We’re starting year two at Strange Charm with a new seasonal theme each. I’m focusing on mythology, a subject I’ve been obsessed with ever since I was a child (and a sort of companion series to last year’s fairytale season), and Rachel will be choosing examples of books that are self-published or from indie publishers. As always, please let us know if you have any suggestions for books that fit our themes!
My eye catches on a light head among dozens of dark, tousled crowns. I lean forward to see. Hair lit like honey in the sun, and within it, glints of gold — the circlet of a prince.
He is shorter than the others, and still plump with childhood in a way they are not. His hair is long, and tied back with leather; it burns against the dark, bare skin of his back. His face, when he turns, is serious as a man’s.
When the priest strikes the ground, he slips past the thickened bodies of the older boys. He moves easily, his heels flashing pink as licking tongues. He wins.
My own father watches with envy. He turns to me.
“That is what a son should be.”

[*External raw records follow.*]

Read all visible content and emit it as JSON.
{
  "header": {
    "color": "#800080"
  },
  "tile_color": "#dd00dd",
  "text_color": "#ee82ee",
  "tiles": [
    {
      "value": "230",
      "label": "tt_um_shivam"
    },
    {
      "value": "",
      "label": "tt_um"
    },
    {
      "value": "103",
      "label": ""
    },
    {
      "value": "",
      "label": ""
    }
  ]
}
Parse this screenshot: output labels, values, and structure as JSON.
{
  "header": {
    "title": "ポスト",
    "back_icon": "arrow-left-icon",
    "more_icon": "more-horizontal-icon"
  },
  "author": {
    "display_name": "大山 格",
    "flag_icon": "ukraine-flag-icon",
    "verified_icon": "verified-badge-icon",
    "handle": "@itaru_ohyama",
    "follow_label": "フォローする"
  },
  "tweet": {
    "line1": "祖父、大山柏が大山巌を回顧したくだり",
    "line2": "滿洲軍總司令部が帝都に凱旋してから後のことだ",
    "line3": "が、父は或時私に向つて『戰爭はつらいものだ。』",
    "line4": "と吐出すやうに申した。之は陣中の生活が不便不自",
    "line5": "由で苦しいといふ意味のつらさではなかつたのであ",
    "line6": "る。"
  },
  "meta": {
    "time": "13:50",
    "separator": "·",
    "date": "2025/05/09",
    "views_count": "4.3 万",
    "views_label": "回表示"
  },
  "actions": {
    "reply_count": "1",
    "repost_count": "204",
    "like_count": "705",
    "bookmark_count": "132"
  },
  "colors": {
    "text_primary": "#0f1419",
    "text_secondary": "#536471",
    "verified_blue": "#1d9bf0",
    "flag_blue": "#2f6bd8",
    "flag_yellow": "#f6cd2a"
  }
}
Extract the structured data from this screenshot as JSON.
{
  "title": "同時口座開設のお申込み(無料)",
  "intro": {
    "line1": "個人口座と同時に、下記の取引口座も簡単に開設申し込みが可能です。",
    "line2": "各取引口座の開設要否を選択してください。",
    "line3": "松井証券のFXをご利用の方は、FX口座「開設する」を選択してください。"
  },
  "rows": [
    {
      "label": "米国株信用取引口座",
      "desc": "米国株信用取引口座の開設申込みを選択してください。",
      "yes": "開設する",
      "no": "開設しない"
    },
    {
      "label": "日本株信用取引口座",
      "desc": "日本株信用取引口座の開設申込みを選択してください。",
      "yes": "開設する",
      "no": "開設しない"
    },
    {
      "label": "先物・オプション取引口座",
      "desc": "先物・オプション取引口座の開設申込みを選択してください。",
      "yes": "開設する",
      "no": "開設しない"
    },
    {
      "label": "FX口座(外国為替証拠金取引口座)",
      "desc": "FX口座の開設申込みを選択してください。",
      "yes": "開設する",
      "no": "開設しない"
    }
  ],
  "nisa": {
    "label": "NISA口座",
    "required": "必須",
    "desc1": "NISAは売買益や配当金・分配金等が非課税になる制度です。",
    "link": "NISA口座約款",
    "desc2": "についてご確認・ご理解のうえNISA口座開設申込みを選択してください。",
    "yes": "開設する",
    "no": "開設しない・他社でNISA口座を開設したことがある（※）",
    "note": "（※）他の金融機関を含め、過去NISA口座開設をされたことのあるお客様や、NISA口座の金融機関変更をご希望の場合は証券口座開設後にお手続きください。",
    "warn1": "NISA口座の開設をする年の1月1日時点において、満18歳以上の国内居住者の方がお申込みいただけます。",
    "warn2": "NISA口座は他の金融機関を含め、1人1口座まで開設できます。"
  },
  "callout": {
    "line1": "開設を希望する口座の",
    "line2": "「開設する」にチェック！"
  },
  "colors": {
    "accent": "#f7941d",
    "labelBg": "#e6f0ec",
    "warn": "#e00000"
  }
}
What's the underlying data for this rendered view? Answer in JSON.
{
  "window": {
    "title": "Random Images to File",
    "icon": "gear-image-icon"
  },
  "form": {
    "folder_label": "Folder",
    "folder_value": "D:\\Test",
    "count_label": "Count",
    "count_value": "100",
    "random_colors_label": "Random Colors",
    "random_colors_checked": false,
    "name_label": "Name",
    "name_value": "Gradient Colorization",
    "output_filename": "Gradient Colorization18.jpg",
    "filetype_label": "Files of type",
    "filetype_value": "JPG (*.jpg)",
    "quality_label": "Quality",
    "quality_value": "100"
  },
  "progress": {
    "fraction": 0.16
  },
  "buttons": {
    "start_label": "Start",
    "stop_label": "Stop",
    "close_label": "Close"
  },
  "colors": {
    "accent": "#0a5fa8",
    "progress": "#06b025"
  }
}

Patroclus is a gauche, shy prince, and an embarrassment to his warrior father. So when he is exiled to the court of Peleus and his godlike son Achilles, he hides in the shadows, trying not to draw attention to himself. But gradually, despite their completely different backgrounds and personalities, the two princes become friends. Together, they learn how to fight in wars and how to heal the sick, and their friendship blossoms into love, despite the disapproval of Achilles’ vengeful goddess mother. But then the Trojan war arrives, and Achilles is oath-bound to join the armies, and Patroclus, unable to bear their parting, follows him to Troy.
This is, first and foremost, a love story, and it is adorable. Thanks to an unhealthy obsession with Greek myths as a child (thanks, Usborne Book of Greek Mythology!), I knew how the story was going to play out. However, this retelling of the myth brought their love to life in a way I hadn’t seen before — it’s rather subtle in Homer’s Iliad, for example.
As well as a portrait of a love affair, the other standout feature of this book is the setting. Every scene feels drenched in mediterranean sunlight, and it is so well drawn you can almost feel the dry heat and taste the olives.
The early parts of the story are my favourite, where Patroclus and Achilles first meet, watching their shy attraction to one another slowly grow, until the become lovers. In the second half of the book, their relationship is tested by the realities of war. Patroclus, who has never been any good at actual fighting, turns his attentions to medicine and heals the sick instead, while Achilles feels the burden of being the Greek hero. I won’t spoil the ending, since this book is just as enjoyable if you don’t know the story in advance, and actually, if that is the case, then this book is an excellent introduction to all the stories of the Trojan war.
The Song of Achilles is available from Amazon.